Most people who pay into Social Security work for an employer. Their employer deducts Social Security taxes from their paycheck, matches that contribution and sends taxes to the Internal Revenue Service (IRS) and reports wages to Social Security. But what about self-employed people?
You are self-employed if you operate a trade, business or profession, either by yourself or as a partner. Remember that whether you are eligible for Social Security Disability Insurance Benefits and Social Security Retirement Benefits depends on you paying enough in to the Social Security trust fund through FICA taxes. Similarly, how much you receive in benefits depends in large part on how much you pay in through FICA. Unfortunately, with regard to individuals who are self-employed, there are some common problems that tend to come up.
Problem 1: Paying Federal Income Taxes, But Not FICA
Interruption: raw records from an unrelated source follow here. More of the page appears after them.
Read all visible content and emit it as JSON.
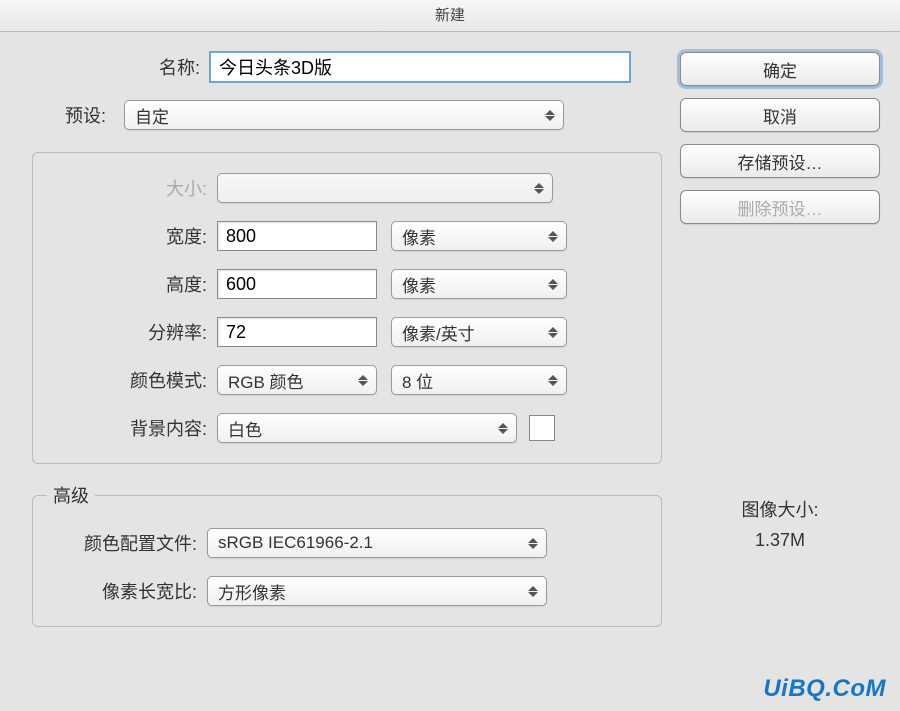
{
  "titlebar": "新建",
  "labels": {
    "name": "名称:",
    "preset": "预设:",
    "size": "大小:",
    "width": "宽度:",
    "height": "高度:",
    "resolution": "分辨率:",
    "color_mode": "颜色模式:",
    "bg": "背景内容:",
    "advanced": "高级",
    "profile": "颜色配置文件:",
    "aspect": "像素长宽比:"
  },
  "values": {
    "name": "今日头条3D版",
    "preset": "自定",
    "size": "",
    "width": "800",
    "height": "600",
    "resolution": "72",
    "width_unit": "像素",
    "height_unit": "像素",
    "res_unit": "像素/英寸",
    "color_mode": "RGB 颜色",
    "bits": "8 位",
    "bg": "白色",
    "profile": "sRGB IEC61966-2.1",
    "aspect": "方形像素"
  },
  "buttons": {
    "ok": "确定",
    "cancel": "取消",
    "save_preset": "存储预设…",
    "delete_preset": "删除预设…"
  },
  "image_size": {
    "label": "图像大小:",
    "value": "1.37M"
  },
  "watermark": "UiBQ.CoM"
}
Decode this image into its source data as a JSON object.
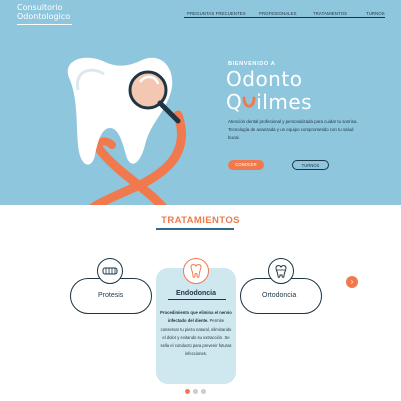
{
  "header": {
    "logo_line1": "Consultorio",
    "logo_line2": "Odontologico",
    "nav": [
      {
        "label": "PREGUNTAS FRECUENTES"
      },
      {
        "label": "PROFESIONALES"
      },
      {
        "label": "TRATAMIENTOS"
      },
      {
        "label": "TURNOS"
      }
    ]
  },
  "hero": {
    "welcome": "BIENVENIDO A",
    "brand_line1": "Odonto",
    "brand_line2_a": "Q",
    "brand_line2_b": "ilmes",
    "description": "Atención dental profesional y personalizada para cuidar tu sonrisa. Tecnología de avanzada y un equipo comprometido con tu salud bucal.",
    "btn_conocer": "CONOCER",
    "btn_turnos": "TURNOS"
  },
  "treatments": {
    "title": "TRATAMIENTOS",
    "cards": [
      {
        "label": "Protesis"
      },
      {
        "label": "Endodoncia",
        "desc_bold": "Procedimiento que elimina el nervio infectado del diente.",
        "desc_rest": "Permite conservar tu pieza natural, eliminando el dolor y evitando su extracción. Se sella el conducto para prevenir futuras infecciones."
      },
      {
        "label": "Ortodoncia"
      }
    ],
    "next_label": "›",
    "dots": 3,
    "active_dot": 0
  },
  "colors": {
    "hero_bg": "#8ec6dd",
    "accent": "#f07a4e",
    "dark": "#1e3544",
    "card_bg": "#cfe7ee"
  }
}
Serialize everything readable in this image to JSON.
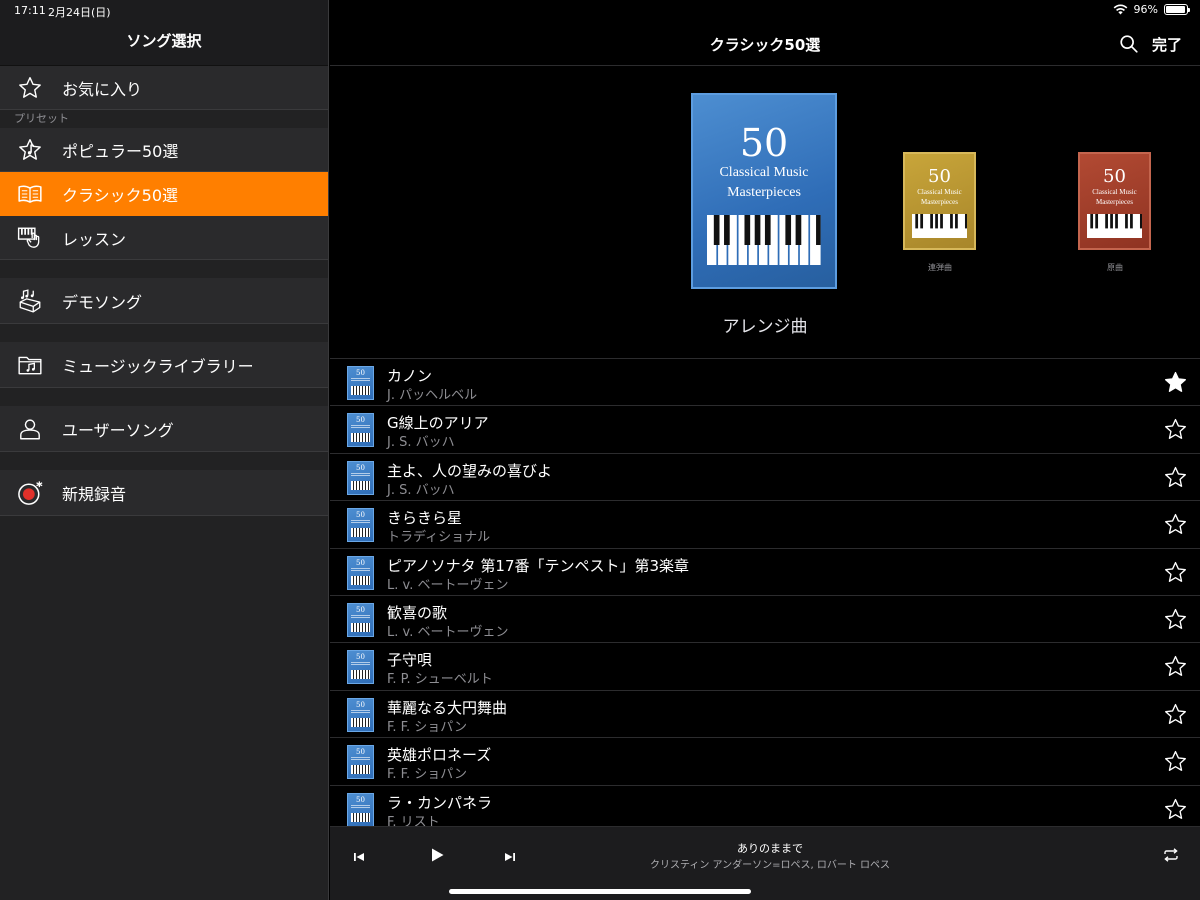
{
  "status": {
    "time": "17:11",
    "date": "2月24日(日)",
    "battery": "96%",
    "battery_level": 0.96
  },
  "sidebar": {
    "title": "ソング選択",
    "favorites": "お気に入り",
    "preset_section": "プリセット",
    "items": [
      {
        "label": "ポピュラー50選",
        "icon": "star-with-note-icon"
      },
      {
        "label": "クラシック50選",
        "icon": "book-icon",
        "active": true
      },
      {
        "label": "レッスン",
        "icon": "piano-hand-icon"
      },
      {
        "label": "デモソング",
        "icon": "music-notes-box-icon"
      },
      {
        "label": "ミュージックライブラリー",
        "icon": "folder-music-icon"
      },
      {
        "label": "ユーザーソング",
        "icon": "person-icon"
      },
      {
        "label": "新規録音",
        "icon": "record-icon"
      }
    ]
  },
  "main": {
    "title": "クラシック50選",
    "done_label": "完了",
    "accent_color": "#ff7f00",
    "albums": [
      {
        "num": "50",
        "line1": "Classical Music",
        "line2": "Masterpieces",
        "caption": ""
      },
      {
        "num": "50",
        "line1": "Classical Music",
        "line2": "Masterpieces",
        "caption": "連弾曲"
      },
      {
        "num": "50",
        "line1": "Classical Music",
        "line2": "Masterpieces",
        "caption": "原曲"
      }
    ],
    "selected_album_title": "アレンジ曲",
    "songs": [
      {
        "title": "カノン",
        "artist": "J. パッヘルベル",
        "favorite": true
      },
      {
        "title": "G線上のアリア",
        "artist": "J. S. バッハ",
        "favorite": false
      },
      {
        "title": "主よ、人の望みの喜びよ",
        "artist": "J. S. バッハ",
        "favorite": false
      },
      {
        "title": "きらきら星",
        "artist": "トラディショナル",
        "favorite": false
      },
      {
        "title": "ピアノソナタ 第17番「テンペスト」第3楽章",
        "artist": "L. v. ベートーヴェン",
        "favorite": false
      },
      {
        "title": "歓喜の歌",
        "artist": "L. v. ベートーヴェン",
        "favorite": false
      },
      {
        "title": "子守唄",
        "artist": "F. P. シューベルト",
        "favorite": false
      },
      {
        "title": "華麗なる大円舞曲",
        "artist": "F. F. ショパン",
        "favorite": false
      },
      {
        "title": "英雄ポロネーズ",
        "artist": "F. F. ショパン",
        "favorite": false
      },
      {
        "title": "ラ・カンパネラ",
        "artist": "F. リスト",
        "favorite": false
      }
    ]
  },
  "player": {
    "title": "ありのままで",
    "artist": "クリスティン アンダーソン=ロペス, ロバート ロペス"
  }
}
Over the years, I have seen several individuals who filed their own returns and honestly thought they had paid all of their taxes. The problem for these individuals was that they had paid their federal income tax, but had failed to take out money for FICA and Medicare on themselves. The end result was that when they became medically disabled they were not eligible for Disability Insurance Benefits, because they did not have a sufficient amount paid in to FICA, recently enough.
Problem 2: The Married Couple Running a Joint Business But Only Pays Taxes on One Person
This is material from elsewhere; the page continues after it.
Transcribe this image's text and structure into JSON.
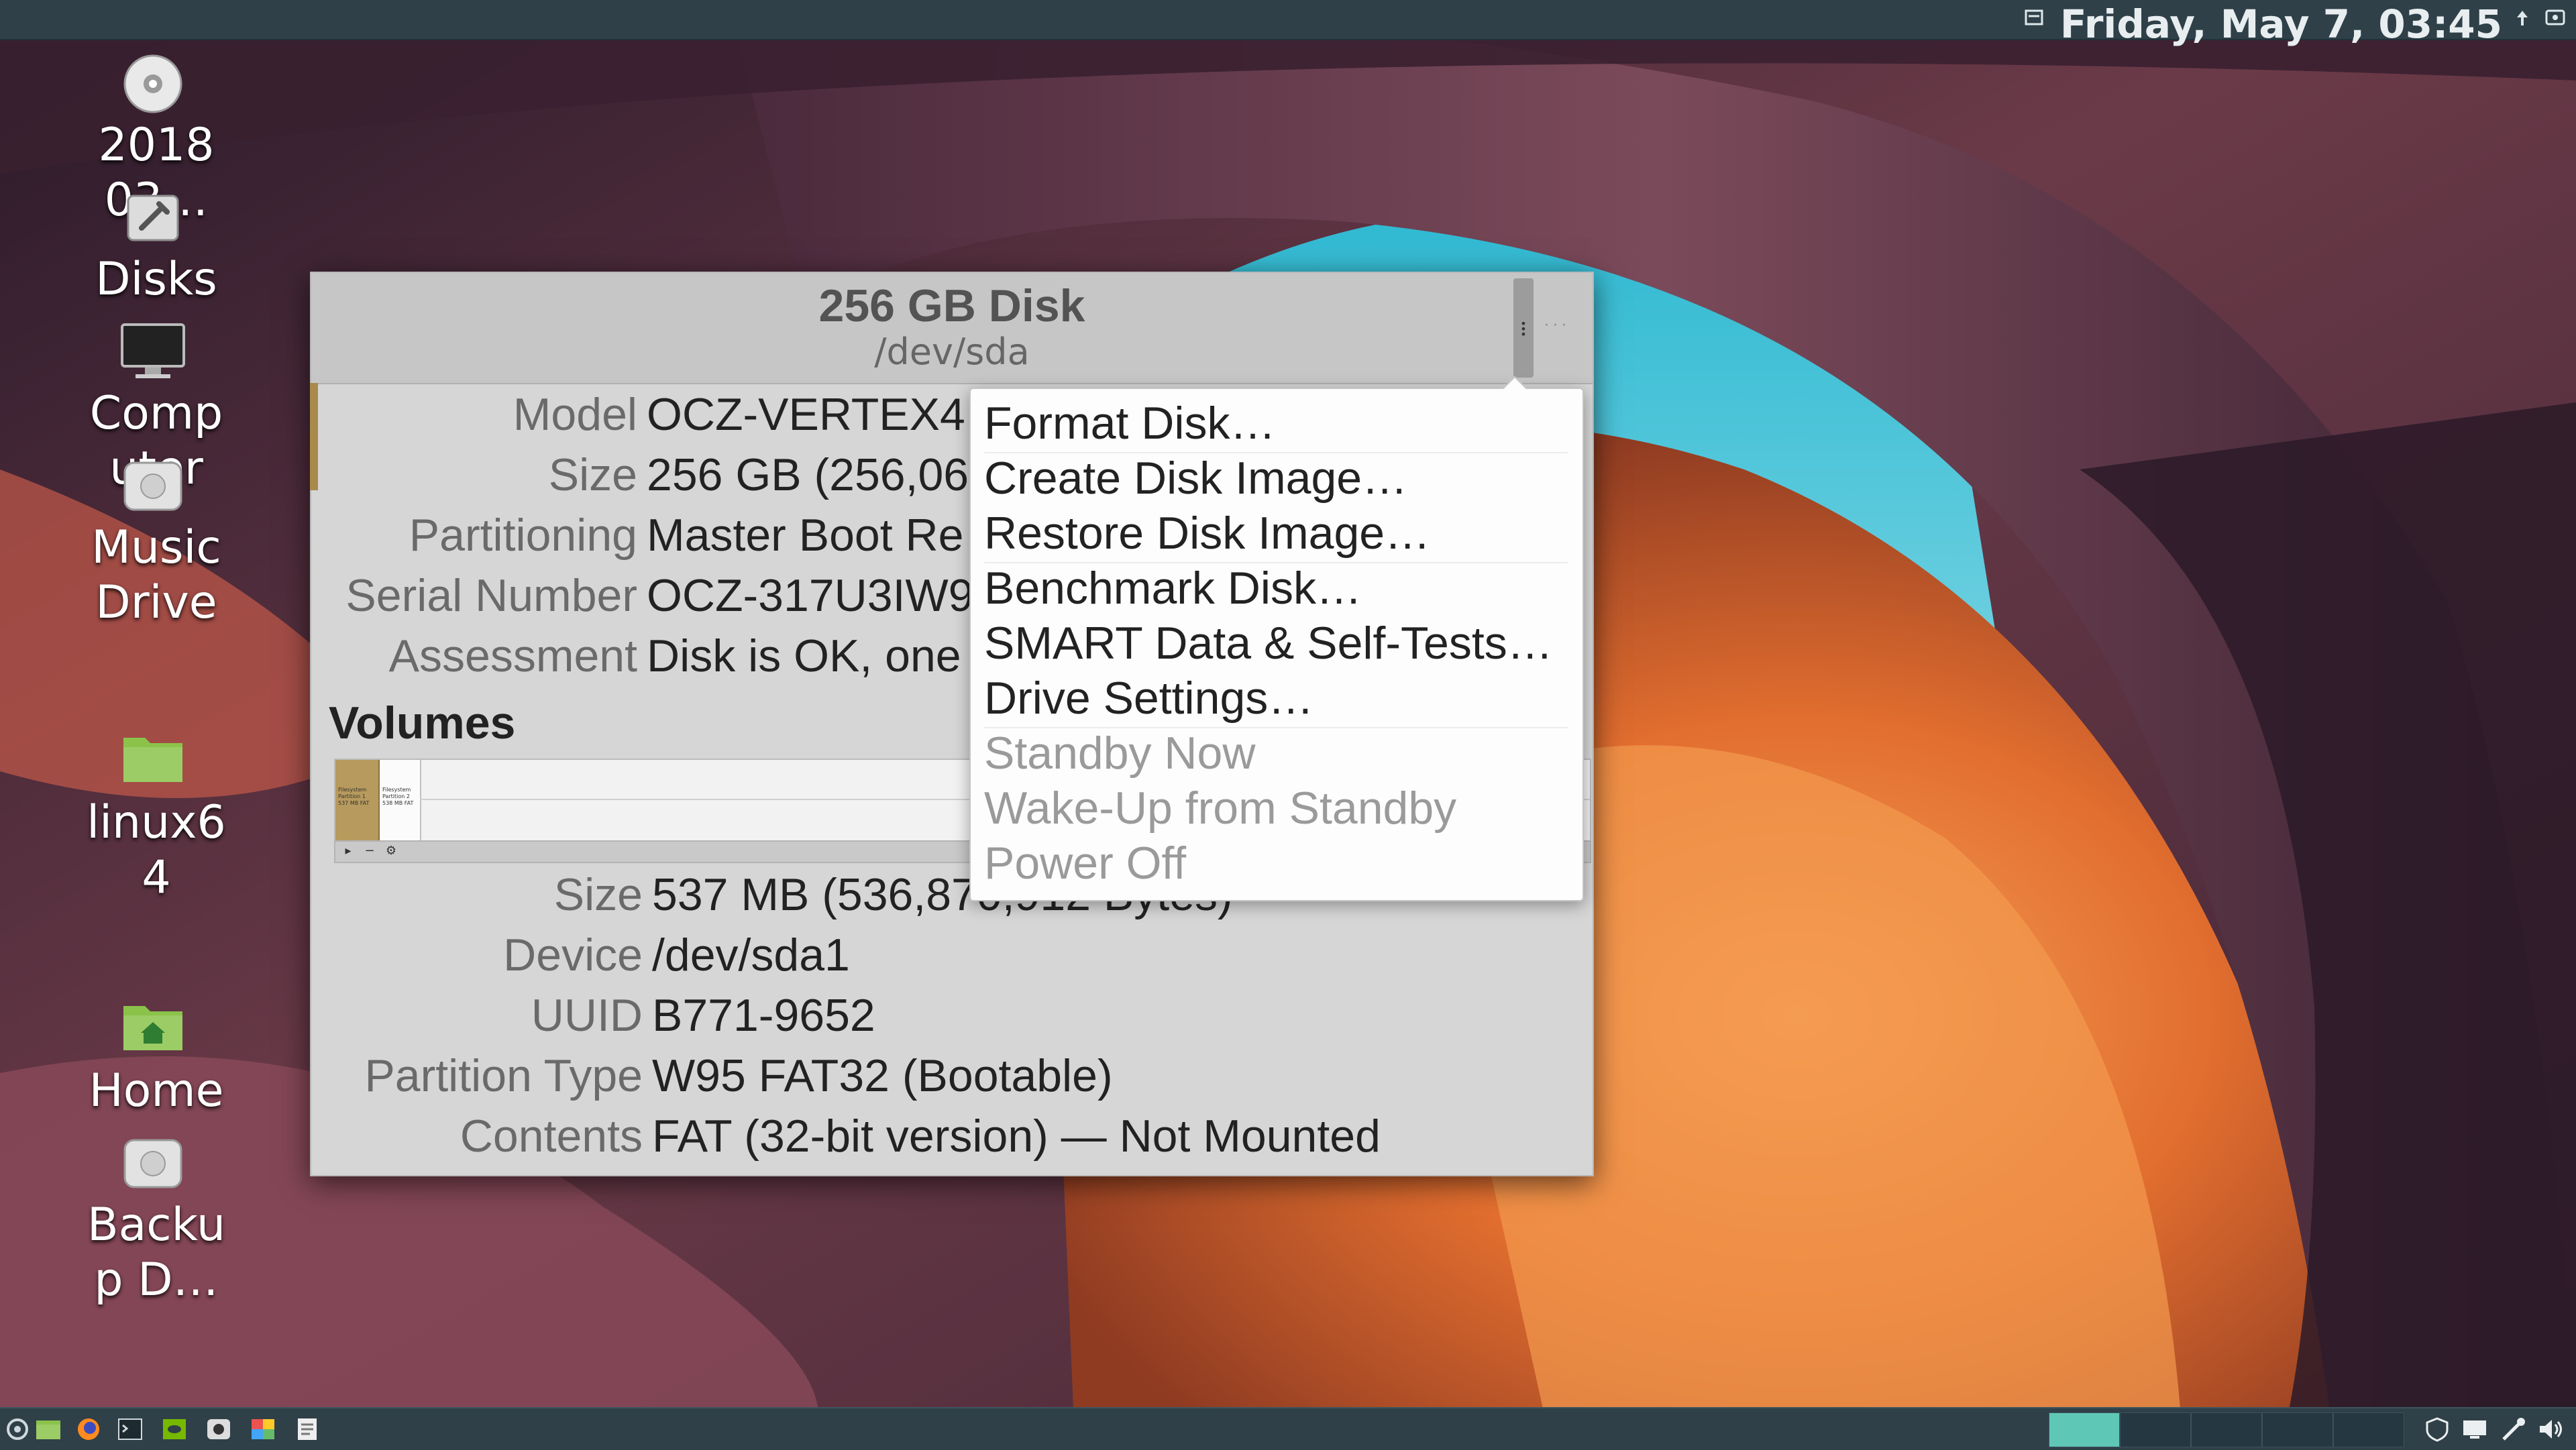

Many small family businesses operate with work from both spouses. Typically, these couples will file a joint tax return at the end of the year. Unfortunately, when the husband and wife file taxes, a common mistake is to pay FICA taxes on only one spouse. The end result of this is that the other spouse ends up losing eligibility for Social Security Disability because she is not paying into FICA.
Problem 3: Mistakenly Thinking You “Didn’t Make Enough to File Taxes”
Over the years, I have had dozens of clients who had gone from hourly or salaried jobs to some kind of self-employment. Typically, while they were working for an employer, they were paying into FICA and covered by Social Security Disability. However, once people start working for themselves, it is all too easy to neglect paying taxes. This typically is the case with many disability claimants, because they become “self-employed” only because they were physically unable to perform the demands of their former employment. For many individuals in this position, their “self-employment” consists of doing whatever odd job they can scrape up to keep a roof over their heads. For individuals in this situation, a common misconception is that the small amount of money that they are scraping together each year does not require them to pay taxes. This is usually wrong and can result in a loss of coverage for Social Security Disability Benefits.
As a reminder, eligibility for Social Security Disability Benefits depends on you recently paying enough into FICA. (For more see my past blog on Social Security Date Last Insured-http://www.donatilaw.com/blog/what-is-my-date-last-insured.) Further, it doesn’t take much in earnings to maintain coverage. For 2013, it takes $1160 to earn 1 quarter of coverage. Four quarters can be earned a year, so with only $4640 earned in 2013 you can extend your coverage for disability by a year. Thus, even if you are making minimal income being “self-employed” it is still important that you file your taxes at the end of the year on this income.
Finally, keep in mind that all of your earnings covered by Social Security are used to figure your Social Security benefit. So, it is important that you report ALL earnings up to the maximum, as required by law.
You must complete the following federal tax forms by April 15 after any year in which you have net earnings:
- Form 1040 (U.S. Individual Income Tax Return);
- Schedule C (Profit or Loss from Business) or Schedule F (Profit or Loss from Farming) as appropriate; and
- Schedule SE (Self-Employment Tax).
You can get these forms from IRS on their website at http://www.irs.gov/
Send the tax return and schedules along with your self-employment tax to IRS.